» Exercise instructions: Where the records hold the string "caption", show the whole line it sits on.

» Dataset extract:
--

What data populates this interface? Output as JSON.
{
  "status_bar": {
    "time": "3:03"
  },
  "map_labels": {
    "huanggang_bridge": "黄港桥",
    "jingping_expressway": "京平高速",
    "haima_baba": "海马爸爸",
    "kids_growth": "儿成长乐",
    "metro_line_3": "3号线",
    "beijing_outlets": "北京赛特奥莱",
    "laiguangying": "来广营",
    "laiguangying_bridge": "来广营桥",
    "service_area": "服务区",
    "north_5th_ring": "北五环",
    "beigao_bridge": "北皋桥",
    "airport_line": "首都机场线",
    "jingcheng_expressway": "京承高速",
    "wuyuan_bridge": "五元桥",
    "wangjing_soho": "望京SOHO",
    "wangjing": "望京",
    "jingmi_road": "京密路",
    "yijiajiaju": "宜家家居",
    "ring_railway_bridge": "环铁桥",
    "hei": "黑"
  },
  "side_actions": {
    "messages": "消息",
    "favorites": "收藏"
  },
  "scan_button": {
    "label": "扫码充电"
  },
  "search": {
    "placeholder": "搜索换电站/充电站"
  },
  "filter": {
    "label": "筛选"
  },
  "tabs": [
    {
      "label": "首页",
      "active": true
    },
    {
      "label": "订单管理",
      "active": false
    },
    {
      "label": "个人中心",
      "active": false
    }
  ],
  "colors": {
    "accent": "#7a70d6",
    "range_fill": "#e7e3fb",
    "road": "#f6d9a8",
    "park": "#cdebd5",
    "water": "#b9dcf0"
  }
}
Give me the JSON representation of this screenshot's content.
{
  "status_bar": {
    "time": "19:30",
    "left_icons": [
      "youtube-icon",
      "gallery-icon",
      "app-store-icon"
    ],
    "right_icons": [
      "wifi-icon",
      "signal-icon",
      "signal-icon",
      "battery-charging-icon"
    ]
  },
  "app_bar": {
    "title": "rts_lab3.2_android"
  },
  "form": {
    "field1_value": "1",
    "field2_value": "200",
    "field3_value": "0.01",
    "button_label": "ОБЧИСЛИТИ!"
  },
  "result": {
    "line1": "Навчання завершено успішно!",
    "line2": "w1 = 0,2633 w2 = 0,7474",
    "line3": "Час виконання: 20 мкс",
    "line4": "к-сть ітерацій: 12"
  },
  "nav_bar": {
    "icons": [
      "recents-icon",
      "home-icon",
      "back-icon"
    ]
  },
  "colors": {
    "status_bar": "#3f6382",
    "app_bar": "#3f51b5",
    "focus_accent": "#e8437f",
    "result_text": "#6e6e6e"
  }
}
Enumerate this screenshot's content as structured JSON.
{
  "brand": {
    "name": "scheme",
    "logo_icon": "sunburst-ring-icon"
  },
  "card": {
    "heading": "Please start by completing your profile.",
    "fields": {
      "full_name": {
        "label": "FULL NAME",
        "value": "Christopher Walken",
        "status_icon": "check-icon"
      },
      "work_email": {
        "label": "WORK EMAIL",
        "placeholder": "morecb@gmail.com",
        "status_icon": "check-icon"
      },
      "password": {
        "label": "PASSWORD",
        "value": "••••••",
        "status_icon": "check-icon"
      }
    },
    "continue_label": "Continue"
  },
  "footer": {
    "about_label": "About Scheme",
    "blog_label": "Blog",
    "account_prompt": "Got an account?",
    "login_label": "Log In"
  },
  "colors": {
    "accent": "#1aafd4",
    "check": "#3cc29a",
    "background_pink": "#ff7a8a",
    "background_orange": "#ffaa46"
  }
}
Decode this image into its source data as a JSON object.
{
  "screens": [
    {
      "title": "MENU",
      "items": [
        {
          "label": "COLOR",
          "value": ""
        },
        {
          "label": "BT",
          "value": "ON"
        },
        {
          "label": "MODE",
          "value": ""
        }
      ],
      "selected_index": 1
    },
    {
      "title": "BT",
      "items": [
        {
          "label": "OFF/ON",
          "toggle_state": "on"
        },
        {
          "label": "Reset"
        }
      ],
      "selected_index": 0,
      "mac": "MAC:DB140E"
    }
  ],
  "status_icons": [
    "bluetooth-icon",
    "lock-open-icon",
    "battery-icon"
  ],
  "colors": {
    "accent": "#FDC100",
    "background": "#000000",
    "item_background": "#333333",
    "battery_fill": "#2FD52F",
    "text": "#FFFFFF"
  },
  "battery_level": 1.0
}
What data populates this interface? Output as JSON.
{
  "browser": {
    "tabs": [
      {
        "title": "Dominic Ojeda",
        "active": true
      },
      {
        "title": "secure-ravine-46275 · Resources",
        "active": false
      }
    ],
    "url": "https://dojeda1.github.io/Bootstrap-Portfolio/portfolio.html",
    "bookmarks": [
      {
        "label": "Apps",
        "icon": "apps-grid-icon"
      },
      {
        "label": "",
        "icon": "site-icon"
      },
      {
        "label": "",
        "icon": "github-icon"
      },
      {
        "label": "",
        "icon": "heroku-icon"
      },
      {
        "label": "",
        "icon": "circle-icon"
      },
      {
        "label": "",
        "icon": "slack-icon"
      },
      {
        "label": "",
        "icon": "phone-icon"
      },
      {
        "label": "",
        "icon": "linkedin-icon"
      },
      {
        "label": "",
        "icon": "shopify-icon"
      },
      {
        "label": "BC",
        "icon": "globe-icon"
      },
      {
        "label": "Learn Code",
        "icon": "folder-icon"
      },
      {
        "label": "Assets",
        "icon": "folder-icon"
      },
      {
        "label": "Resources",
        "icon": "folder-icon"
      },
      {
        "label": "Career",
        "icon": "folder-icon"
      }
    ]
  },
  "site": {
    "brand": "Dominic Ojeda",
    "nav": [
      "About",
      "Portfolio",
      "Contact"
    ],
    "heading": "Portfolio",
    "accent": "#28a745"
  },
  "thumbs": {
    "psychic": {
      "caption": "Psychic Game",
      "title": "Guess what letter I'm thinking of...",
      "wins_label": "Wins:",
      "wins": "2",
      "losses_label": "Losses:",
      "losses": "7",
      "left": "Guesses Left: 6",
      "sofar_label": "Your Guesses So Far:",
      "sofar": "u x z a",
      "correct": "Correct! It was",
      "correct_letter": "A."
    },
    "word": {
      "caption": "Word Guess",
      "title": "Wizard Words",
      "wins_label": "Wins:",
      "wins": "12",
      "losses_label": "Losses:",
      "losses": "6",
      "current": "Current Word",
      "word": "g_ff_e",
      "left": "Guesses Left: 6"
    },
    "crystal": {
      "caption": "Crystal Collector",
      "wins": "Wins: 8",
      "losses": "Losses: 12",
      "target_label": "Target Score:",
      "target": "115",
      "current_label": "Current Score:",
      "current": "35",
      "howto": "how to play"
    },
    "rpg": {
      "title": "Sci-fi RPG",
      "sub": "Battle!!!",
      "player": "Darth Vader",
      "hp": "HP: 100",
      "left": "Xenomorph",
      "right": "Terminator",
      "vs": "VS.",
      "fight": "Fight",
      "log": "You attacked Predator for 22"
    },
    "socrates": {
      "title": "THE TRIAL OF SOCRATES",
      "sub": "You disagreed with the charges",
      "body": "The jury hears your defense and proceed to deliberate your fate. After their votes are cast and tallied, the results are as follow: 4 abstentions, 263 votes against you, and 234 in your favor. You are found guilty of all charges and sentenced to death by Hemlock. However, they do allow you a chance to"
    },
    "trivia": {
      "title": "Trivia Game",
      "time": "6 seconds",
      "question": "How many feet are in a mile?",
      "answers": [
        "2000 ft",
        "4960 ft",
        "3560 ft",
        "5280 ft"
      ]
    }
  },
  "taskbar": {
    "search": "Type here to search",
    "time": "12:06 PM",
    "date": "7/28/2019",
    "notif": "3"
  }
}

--

» Answer to this task:
      "caption": "Psychic Game",
      "caption": "Word Guess",
      "caption": "Crystal Collector",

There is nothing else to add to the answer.